COACH OF THE YEAR
WINNER: Les Miles, LSU
Hard to argue with this one, isn't it? After all, no matter where you fell on the debate between Alabama and Oklahoma State, there's little question who the best team in the country was this season, and that was LSU. So it only makes sense that the man in charge of all that would win the Coach of the Year.
JIM THORPE AWARD (best defensive back)
WINNER: Morris Claiborne, LSU
LSU once agains wins a second consecutive award that Patrick Peterson won last season, but this time it's Morris Claiborne taking the trophy, not Tyrann Mathieu. Not exactly a shock, as Claiborne intercepted 6 passes this season and nearly 30 yards per interception return.
OUTLAND TROPHY (best interior lineman)
WINNER: Barrett Jones, Alabama
Jones is the third player in Alabama history to win the Outland Trophy. Trent Richardson has gotten a lot of attention and acclaim for his performance this season, but somebody had to open those holes for him. Barrett Jones was the best player on a strong Alabama offensive line this season.
MAXWELL AWARD (best all-around)
WINNER: Andrew Luck, Stanford
Andrew Luck joins Jim Plunkett as the second Stanford quarterback to win the Maxwell Award. Luck also won the Walter Camp Award on Thursday. Luck threw for 3,170 yards and 35 touchdowns for Stanford in 2011.

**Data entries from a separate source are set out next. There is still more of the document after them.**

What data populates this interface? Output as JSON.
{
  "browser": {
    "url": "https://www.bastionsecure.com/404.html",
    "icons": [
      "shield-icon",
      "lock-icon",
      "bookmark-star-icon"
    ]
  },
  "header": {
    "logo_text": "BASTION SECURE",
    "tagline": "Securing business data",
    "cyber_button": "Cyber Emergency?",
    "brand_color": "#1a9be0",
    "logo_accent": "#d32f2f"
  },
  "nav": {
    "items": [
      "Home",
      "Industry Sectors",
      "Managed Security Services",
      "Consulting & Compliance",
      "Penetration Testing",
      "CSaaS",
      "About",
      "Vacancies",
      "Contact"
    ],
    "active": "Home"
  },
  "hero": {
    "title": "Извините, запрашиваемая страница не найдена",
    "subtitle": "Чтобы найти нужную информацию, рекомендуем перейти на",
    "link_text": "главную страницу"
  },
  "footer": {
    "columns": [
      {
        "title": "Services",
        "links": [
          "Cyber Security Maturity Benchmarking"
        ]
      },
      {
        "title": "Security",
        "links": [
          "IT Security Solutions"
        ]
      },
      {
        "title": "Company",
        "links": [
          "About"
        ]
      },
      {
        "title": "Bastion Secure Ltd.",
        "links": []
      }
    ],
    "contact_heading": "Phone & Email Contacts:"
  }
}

Tags: 2011 College Football Awards, Andrew Luck, Barrett Jones, Biletnikoff Award, Case Keenum, Chuck Bednarik Award, Davey O'Brien Award, Doak Walker Award, Jim Thorpe Award, LaMichael James, Les Miles, Lou Groza Award, Maxwell Award, Montee Ball, Morris Claiborne, Outland Trophy, Patrick Peterson, Randy Bullock, Ray Guy Award, Robert Griffin, Ryan Allen, Tom Fornelli, Trent Richardson, Tyrann Mathieu